Website and app data records:
━━━━━━━━━━━━━━━━━━━━━━━━━━━━━━

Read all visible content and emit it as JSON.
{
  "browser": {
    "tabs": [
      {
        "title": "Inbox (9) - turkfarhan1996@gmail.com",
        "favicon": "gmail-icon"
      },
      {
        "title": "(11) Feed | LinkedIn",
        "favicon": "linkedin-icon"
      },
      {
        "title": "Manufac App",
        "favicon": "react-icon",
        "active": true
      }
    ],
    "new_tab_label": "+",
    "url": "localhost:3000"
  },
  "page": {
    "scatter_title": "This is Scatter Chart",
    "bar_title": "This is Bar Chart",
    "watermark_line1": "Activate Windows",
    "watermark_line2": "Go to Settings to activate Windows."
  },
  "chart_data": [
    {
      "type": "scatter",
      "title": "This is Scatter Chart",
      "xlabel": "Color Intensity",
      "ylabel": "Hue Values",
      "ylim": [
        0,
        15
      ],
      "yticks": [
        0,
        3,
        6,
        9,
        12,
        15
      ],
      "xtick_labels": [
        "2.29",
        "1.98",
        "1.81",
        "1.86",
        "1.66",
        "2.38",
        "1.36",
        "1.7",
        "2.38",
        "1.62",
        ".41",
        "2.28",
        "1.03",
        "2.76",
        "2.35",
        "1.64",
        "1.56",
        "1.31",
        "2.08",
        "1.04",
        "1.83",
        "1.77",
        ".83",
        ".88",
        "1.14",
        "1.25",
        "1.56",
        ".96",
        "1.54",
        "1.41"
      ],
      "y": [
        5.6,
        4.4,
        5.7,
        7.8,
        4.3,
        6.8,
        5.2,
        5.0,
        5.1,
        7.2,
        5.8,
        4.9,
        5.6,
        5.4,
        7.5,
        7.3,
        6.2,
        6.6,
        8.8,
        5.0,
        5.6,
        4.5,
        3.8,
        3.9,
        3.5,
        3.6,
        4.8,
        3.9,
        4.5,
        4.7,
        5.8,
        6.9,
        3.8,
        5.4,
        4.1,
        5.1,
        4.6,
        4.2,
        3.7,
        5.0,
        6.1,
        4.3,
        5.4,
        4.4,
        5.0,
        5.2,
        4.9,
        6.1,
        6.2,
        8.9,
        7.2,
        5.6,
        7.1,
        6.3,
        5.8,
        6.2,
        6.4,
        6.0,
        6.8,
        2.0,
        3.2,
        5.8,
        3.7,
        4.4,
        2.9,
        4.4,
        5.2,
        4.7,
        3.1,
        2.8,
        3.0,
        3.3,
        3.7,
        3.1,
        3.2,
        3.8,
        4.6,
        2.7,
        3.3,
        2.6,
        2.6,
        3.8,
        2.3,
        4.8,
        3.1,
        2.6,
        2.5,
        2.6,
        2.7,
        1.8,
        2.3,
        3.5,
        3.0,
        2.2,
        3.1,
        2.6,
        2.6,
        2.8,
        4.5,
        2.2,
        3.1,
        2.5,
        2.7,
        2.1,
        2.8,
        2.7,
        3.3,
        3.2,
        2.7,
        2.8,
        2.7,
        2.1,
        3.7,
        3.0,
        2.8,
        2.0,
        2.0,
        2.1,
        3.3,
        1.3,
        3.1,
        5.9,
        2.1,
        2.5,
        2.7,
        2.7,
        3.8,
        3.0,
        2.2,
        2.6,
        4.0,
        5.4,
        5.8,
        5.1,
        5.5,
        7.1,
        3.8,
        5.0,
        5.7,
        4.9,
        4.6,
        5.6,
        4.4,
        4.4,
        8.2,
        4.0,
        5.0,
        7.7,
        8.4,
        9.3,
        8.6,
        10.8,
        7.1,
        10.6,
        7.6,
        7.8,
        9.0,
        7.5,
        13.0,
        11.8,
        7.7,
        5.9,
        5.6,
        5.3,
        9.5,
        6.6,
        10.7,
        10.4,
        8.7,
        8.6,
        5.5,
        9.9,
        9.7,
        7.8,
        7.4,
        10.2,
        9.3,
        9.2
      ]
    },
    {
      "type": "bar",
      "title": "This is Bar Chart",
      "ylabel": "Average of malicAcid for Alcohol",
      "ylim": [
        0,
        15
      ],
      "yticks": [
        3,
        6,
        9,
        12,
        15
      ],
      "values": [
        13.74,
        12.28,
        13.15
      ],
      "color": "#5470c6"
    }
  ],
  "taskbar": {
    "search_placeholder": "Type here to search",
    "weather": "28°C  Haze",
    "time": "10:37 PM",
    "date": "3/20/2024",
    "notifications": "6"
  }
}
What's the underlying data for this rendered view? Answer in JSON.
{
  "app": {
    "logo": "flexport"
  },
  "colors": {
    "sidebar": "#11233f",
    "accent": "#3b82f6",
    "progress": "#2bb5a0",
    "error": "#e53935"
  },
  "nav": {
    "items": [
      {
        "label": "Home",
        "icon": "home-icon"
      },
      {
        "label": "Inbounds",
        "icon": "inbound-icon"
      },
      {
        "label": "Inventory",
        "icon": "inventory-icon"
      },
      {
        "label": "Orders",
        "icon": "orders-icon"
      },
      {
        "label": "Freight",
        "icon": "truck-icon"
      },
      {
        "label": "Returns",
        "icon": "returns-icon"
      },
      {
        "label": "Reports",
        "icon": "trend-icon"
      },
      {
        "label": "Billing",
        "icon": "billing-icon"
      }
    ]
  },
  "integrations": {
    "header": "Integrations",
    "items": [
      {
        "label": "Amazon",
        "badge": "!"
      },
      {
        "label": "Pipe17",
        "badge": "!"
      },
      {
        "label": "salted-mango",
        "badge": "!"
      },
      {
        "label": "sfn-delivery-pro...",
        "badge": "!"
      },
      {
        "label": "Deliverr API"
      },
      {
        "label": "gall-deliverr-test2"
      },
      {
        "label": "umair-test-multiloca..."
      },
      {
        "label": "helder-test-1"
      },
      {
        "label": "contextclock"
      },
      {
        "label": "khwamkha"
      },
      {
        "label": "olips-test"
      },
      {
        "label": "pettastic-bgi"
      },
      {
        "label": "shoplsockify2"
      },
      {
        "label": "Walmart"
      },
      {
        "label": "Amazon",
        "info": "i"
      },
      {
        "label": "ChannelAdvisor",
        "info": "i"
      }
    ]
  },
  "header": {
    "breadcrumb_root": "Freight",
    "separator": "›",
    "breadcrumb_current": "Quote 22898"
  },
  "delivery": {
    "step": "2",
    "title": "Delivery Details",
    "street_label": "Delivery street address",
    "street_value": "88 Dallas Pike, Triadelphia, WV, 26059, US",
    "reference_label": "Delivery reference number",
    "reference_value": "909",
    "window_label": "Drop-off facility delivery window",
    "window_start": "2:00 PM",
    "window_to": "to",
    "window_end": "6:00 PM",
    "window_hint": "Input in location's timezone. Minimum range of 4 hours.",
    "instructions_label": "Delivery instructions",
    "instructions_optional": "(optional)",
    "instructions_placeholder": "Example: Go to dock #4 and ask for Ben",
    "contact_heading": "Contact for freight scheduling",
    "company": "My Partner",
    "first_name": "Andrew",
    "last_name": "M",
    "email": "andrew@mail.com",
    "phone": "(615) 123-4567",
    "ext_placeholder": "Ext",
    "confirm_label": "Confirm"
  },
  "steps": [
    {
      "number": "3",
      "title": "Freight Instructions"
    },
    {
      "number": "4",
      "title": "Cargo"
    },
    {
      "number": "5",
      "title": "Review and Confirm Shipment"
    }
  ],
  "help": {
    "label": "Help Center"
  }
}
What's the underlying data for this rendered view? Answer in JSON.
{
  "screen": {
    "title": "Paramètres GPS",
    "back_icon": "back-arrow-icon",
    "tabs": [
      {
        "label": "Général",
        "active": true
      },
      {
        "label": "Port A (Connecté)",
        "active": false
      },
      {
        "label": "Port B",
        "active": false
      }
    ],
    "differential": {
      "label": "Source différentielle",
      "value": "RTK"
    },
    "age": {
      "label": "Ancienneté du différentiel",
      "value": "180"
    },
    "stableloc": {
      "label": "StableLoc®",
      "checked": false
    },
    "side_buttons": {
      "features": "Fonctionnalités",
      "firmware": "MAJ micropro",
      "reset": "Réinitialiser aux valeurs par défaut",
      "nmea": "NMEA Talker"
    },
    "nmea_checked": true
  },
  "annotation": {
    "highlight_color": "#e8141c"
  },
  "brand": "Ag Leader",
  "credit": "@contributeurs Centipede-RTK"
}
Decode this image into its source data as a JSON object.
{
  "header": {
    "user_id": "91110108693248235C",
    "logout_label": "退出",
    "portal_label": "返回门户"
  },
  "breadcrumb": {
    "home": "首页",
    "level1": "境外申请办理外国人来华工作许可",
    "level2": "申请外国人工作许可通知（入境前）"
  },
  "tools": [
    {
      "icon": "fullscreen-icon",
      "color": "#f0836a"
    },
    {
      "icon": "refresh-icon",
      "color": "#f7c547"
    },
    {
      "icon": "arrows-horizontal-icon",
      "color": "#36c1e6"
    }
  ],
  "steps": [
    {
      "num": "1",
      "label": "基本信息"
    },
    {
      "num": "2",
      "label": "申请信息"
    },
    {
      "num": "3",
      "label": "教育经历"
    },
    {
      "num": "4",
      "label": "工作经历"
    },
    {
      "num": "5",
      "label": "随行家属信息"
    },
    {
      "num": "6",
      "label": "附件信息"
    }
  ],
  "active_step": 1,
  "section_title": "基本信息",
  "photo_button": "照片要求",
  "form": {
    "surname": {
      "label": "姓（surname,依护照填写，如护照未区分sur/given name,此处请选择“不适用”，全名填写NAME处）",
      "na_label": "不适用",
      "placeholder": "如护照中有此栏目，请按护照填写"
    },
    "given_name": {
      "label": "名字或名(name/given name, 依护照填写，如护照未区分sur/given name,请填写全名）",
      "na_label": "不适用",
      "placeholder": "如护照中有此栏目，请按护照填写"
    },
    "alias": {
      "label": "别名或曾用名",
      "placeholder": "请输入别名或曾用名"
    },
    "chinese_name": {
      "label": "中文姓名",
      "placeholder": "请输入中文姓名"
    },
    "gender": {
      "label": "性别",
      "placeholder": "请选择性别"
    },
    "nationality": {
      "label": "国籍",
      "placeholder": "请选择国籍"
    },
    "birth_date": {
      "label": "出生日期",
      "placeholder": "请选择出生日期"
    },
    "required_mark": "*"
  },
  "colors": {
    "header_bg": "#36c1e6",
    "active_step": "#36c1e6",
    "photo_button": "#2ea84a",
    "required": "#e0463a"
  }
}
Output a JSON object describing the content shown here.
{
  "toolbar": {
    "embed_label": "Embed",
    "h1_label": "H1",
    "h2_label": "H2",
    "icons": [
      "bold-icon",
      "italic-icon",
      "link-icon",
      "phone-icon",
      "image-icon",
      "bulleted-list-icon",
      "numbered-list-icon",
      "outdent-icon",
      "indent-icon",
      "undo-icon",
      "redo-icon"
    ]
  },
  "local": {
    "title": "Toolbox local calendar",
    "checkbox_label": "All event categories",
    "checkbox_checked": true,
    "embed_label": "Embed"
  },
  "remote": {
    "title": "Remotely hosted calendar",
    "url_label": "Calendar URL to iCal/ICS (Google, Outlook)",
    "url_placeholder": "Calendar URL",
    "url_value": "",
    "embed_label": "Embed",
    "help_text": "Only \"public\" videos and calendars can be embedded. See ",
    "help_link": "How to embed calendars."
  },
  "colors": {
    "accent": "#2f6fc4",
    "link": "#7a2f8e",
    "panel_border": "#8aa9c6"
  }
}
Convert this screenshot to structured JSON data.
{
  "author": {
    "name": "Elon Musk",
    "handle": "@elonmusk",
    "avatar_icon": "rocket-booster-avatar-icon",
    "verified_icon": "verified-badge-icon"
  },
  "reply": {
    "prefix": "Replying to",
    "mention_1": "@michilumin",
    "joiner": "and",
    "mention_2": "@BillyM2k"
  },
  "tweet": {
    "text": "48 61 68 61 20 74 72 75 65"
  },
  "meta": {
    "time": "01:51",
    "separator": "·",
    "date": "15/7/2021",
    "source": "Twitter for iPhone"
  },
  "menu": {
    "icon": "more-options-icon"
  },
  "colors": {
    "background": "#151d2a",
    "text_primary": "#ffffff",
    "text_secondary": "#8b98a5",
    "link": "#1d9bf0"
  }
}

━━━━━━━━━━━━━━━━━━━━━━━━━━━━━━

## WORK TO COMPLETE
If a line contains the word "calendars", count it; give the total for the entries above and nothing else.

## RESPONSE TO THE EXERCISE
2